A sequel series to the 1976 sci-fi cult-classic and unofficial origin story for its star and extra-terrestrial pop icon, David Bowie. Bill Nighy takes over Bowie’s original role, but the story is recentred on another alien who falls to Earth, Chiwetel Ejiofor’s Faraday.
Like Bowie’s Thomas Newton, Faraday also hails from the planet Althea and has come to Earth seeking water to save his drought-stricken home. Although a climate crisis is also ravaging Earth, which leaves him and his allies – Naomie Harris’ physicist Justin and Rob Delaney’s investor Hatch - with two planets to save.
And four from the archive…
Lord of the Flies meets Lost in this genre bending plane crash survival story. In 1996, a high-flying, high school soccer team from New Jersey is travelling to Seattle for a national tournament when their plane crashes deep in the Ontario wilderness. The remaining players must fend for themselves for nineteen long months, and if the cuts to their current lives in 2021 are anything to go by – haunted by flashbacks to all the horrors - their survival was far more brutal than they’re letting on.
The slick and soapy Billions brings the cat-and-mouse game to the world of high finance, where the stakes are high and the morals flexible. Damian Lewis stars as hedge fund king Bobby Axelrod, aggressively accumulating wealth and power with little regard for the law. And on his tail is Paul Giamatti’s United States Attorney Chuck Rhoades, just as ruthless but lawfully so, with a penchant for punishing rich lawbreakers like Bobby who think they can simply buy their way out of trouble.

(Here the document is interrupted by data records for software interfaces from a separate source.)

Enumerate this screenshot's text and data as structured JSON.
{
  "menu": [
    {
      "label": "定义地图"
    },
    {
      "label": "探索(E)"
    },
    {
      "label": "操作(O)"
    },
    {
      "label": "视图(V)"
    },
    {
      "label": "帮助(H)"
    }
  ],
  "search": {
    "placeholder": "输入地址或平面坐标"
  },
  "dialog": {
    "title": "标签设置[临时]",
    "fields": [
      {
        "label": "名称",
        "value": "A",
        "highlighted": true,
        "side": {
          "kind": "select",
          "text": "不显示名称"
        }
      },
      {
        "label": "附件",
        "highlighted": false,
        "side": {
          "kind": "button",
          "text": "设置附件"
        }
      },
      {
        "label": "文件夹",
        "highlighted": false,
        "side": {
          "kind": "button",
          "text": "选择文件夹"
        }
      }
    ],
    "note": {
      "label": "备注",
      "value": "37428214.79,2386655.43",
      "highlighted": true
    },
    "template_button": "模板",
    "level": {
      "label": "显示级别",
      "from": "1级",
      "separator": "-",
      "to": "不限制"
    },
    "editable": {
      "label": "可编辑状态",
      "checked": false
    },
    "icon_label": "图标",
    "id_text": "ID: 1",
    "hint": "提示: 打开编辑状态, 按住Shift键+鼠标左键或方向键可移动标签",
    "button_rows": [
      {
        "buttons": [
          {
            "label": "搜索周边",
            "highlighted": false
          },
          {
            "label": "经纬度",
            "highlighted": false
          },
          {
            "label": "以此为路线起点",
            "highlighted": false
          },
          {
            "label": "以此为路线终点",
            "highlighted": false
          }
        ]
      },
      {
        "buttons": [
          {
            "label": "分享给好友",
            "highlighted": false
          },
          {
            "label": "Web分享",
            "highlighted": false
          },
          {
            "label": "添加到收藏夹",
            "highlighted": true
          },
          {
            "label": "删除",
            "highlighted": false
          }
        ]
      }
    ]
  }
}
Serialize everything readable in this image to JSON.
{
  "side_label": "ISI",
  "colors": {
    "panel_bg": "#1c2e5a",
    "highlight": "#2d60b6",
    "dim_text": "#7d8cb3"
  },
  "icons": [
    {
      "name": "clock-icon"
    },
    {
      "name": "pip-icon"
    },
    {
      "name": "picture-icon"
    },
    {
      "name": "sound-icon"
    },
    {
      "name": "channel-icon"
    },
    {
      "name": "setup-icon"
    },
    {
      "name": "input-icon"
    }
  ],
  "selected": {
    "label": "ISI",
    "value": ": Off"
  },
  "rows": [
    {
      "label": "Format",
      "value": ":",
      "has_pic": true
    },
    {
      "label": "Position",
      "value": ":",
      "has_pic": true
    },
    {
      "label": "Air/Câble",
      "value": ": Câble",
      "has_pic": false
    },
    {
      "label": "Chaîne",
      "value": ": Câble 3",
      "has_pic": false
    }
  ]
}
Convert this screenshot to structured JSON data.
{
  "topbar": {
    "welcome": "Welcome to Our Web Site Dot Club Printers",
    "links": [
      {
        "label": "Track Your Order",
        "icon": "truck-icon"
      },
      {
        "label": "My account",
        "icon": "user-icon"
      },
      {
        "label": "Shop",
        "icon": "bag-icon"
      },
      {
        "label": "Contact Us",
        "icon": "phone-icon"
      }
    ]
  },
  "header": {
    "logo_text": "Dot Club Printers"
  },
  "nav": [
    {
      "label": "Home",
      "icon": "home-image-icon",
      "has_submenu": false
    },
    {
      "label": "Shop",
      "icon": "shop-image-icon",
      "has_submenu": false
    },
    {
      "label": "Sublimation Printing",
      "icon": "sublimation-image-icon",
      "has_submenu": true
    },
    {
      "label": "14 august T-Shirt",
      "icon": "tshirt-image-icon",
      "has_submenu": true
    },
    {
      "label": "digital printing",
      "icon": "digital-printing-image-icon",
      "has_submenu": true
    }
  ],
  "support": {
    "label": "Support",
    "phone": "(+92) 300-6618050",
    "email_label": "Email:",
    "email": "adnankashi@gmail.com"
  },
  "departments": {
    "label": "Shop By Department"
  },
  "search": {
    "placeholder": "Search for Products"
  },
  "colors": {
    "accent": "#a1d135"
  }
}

One of the most celebrated sitcoms of all time that also happens to be a spin-off. Frasier followed the uptight psychiatrist Frasier Crane (Kelsey Grammer) from Cheers after the series wrapped to create a warm and witty comedy based on the lovable snob. Reeling from his divorce from Lilith (Bebe Neuwirth), he returns to his hometown of Seattle, buys a luxury pad and becomes a radio show host. But his new home is soon invaded by pests: his grumpy ex-cop father Martin (John Mahoney), his even snobbier younger brother Niles (Pierce) and Martin’s Mancunian carer Daphne (Jane Leeves). Not to mention Martin’s dog and fan favourite, Eddie.
David Lynch’s Twin Peaks is so shrouded in mystery and strikes such an uncanny tone that it defies simple description. The plot has a generic enough premise, with Kyle MacLachlan’s FBI Special Agent Dale Cooper tasked with investigating the murder of a homecoming queen in the fictional small town Twin Peaks. But in typical fashion, Lynch alchemises all the American archetypes into idiosyncrasies, producing a surreal soap opera as campy as it is creepy and arguably one of the greatest series ever made.